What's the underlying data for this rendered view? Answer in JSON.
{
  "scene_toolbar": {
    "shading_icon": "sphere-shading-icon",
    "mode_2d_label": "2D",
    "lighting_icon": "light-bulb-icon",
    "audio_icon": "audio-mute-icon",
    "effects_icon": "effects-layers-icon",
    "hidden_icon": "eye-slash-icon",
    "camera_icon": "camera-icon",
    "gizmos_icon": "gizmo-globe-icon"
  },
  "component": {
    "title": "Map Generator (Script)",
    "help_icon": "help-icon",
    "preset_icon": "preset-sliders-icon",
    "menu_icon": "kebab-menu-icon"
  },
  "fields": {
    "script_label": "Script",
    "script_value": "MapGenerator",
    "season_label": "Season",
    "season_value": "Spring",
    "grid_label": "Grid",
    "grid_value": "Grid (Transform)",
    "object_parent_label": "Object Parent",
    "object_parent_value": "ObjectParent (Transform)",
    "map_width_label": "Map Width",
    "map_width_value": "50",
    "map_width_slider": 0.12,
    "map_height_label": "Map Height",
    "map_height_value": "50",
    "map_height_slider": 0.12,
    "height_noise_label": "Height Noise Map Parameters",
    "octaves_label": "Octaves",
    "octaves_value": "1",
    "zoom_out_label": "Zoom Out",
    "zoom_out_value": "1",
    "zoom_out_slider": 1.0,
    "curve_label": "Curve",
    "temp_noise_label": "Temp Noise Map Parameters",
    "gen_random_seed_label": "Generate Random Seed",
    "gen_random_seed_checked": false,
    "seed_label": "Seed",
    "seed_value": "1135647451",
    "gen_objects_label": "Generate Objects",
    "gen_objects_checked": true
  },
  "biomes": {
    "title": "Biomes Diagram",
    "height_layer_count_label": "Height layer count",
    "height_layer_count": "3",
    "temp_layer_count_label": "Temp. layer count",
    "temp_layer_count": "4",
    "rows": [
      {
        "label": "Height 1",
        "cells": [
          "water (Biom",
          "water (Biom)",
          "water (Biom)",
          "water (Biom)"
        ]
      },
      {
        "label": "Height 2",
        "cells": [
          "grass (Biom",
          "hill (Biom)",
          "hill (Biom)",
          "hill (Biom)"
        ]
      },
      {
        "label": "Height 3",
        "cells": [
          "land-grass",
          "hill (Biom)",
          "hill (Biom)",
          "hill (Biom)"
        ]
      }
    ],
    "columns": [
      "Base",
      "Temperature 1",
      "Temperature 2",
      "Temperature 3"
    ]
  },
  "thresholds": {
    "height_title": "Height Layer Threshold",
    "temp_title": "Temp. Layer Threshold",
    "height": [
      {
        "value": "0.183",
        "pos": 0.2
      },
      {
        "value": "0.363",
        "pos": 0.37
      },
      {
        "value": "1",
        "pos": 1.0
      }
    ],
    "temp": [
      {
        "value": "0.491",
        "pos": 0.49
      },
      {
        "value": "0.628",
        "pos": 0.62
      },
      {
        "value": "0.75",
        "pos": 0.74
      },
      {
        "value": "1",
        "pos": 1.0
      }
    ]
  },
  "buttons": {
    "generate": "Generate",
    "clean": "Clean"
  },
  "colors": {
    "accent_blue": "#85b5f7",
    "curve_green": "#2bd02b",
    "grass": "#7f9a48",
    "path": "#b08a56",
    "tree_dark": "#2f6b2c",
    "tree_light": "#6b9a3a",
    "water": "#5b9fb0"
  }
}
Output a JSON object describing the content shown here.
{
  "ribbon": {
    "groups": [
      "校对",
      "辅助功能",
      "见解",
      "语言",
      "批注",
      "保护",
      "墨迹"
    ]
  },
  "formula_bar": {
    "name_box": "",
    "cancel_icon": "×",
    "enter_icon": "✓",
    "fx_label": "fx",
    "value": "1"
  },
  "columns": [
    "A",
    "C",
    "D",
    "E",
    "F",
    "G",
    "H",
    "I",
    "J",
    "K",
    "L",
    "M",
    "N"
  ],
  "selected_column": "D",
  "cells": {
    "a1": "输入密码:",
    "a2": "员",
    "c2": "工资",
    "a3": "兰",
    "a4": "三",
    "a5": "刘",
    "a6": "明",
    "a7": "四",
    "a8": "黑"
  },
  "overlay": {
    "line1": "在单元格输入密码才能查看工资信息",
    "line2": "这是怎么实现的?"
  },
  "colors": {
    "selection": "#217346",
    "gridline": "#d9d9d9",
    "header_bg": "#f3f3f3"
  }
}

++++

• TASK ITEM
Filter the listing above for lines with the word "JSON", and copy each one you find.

• RESPONSE AREA
What's the underlying data for this rendered view? Answer in JSON.
Output a JSON object describing the content shown here.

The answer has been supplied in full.